Dataset rows describing interfaces
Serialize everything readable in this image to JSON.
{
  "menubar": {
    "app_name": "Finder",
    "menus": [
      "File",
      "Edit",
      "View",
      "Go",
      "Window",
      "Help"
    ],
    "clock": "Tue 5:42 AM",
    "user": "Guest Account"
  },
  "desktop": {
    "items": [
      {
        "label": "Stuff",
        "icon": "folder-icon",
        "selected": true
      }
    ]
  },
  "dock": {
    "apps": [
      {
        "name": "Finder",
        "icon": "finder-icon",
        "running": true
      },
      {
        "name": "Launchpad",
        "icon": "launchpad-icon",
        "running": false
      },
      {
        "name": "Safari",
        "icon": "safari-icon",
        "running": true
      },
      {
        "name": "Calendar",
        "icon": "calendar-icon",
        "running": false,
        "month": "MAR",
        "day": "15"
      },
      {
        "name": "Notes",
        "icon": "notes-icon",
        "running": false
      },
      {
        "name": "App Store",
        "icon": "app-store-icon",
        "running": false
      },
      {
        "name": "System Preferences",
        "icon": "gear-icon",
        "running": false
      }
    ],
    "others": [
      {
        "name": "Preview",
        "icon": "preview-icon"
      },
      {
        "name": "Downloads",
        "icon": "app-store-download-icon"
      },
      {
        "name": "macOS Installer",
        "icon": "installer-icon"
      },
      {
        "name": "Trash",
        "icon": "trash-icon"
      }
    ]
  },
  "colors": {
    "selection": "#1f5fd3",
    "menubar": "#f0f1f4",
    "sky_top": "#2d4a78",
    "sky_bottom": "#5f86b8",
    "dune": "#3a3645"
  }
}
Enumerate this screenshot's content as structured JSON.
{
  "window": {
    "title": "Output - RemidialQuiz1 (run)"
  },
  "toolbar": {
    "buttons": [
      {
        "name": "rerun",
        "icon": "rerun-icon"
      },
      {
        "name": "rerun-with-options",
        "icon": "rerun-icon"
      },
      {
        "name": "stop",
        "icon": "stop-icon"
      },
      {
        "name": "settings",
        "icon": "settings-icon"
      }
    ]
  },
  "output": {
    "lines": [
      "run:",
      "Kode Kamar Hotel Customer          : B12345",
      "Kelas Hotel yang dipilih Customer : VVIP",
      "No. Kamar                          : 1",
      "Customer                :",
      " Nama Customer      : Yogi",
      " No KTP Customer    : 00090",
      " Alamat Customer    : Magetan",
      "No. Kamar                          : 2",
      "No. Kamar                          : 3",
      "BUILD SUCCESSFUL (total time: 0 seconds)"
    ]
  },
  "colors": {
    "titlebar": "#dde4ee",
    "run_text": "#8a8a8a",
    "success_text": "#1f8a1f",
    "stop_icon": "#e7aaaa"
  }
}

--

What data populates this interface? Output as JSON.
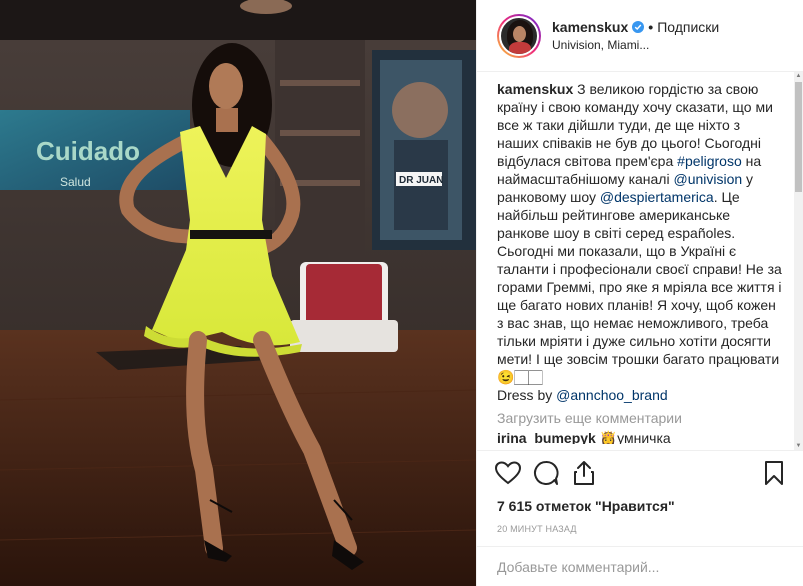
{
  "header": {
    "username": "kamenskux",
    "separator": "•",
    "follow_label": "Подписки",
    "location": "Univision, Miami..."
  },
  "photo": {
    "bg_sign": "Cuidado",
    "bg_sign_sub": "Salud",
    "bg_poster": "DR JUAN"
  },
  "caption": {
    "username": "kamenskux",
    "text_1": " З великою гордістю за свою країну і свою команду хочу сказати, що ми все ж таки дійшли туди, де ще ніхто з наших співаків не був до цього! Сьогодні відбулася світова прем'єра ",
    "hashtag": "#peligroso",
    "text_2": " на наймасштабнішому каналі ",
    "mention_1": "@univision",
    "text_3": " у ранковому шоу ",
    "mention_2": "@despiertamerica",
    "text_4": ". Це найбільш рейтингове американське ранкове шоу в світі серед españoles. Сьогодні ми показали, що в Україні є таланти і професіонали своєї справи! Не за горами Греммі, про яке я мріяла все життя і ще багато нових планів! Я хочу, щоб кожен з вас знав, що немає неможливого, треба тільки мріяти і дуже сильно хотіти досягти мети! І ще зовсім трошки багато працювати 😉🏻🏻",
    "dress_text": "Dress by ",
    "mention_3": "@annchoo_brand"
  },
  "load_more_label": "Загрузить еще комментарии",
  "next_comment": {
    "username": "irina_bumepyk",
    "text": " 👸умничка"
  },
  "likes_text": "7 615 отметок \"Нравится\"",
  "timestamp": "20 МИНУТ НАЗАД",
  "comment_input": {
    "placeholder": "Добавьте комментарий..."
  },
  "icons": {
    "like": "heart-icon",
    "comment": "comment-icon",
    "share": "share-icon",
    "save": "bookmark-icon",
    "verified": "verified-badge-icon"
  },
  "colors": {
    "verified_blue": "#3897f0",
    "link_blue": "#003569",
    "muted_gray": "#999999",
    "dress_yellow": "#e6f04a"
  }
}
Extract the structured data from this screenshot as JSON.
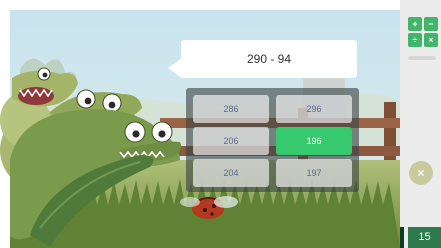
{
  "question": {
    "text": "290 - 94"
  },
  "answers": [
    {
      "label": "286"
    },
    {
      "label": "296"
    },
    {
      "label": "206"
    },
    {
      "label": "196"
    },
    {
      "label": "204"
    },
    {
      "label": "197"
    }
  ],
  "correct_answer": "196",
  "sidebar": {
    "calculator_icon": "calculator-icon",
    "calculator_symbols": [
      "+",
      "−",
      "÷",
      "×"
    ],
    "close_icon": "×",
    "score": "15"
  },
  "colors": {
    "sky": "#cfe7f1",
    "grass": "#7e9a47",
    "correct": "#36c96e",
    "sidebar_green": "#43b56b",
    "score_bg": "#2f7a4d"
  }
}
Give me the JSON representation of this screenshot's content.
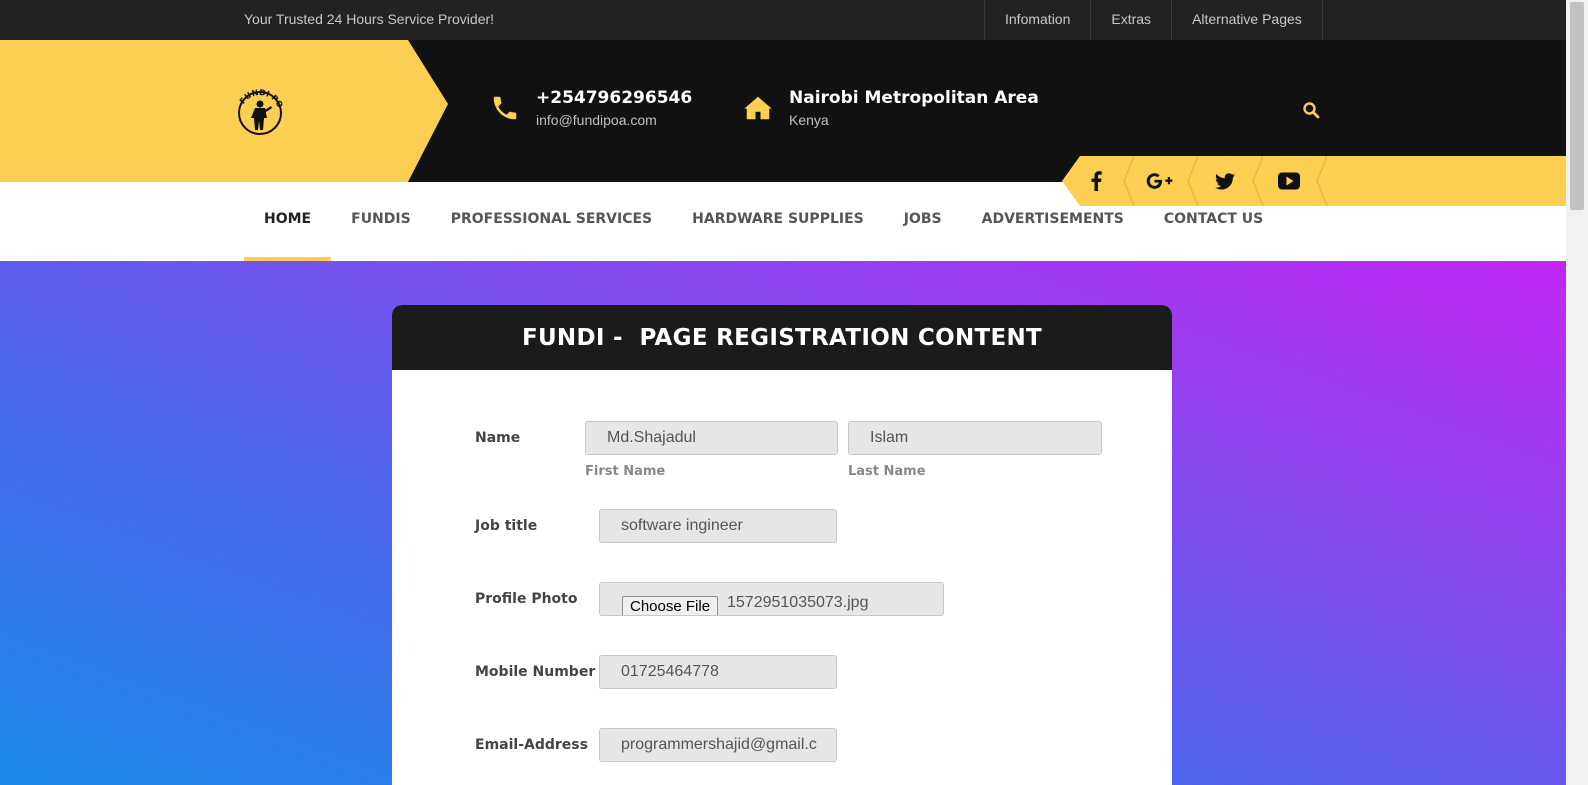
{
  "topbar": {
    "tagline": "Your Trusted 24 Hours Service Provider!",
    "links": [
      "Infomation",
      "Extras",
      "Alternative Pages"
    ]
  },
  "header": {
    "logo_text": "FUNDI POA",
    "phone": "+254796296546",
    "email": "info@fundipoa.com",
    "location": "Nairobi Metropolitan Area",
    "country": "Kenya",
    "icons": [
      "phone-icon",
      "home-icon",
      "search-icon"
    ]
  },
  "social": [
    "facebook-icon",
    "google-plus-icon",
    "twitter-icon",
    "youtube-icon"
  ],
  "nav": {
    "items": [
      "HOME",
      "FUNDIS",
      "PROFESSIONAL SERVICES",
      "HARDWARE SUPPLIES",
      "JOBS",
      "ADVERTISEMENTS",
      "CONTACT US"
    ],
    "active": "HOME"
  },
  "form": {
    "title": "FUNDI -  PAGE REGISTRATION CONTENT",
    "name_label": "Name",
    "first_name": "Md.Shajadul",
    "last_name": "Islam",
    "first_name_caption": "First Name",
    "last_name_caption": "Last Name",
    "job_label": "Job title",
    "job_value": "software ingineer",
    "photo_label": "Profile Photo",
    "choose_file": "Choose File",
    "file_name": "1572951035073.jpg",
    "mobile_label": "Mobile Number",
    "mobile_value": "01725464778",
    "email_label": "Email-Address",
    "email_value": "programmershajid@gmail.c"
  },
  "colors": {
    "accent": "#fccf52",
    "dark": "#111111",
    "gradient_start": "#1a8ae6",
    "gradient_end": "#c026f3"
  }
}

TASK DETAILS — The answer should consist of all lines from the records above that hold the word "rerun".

WRITTEN REPLY —
        "name": "rerun",
        "icon": "rerun-icon"
        "name": "rerun-with-options",
        "icon": "rerun-icon"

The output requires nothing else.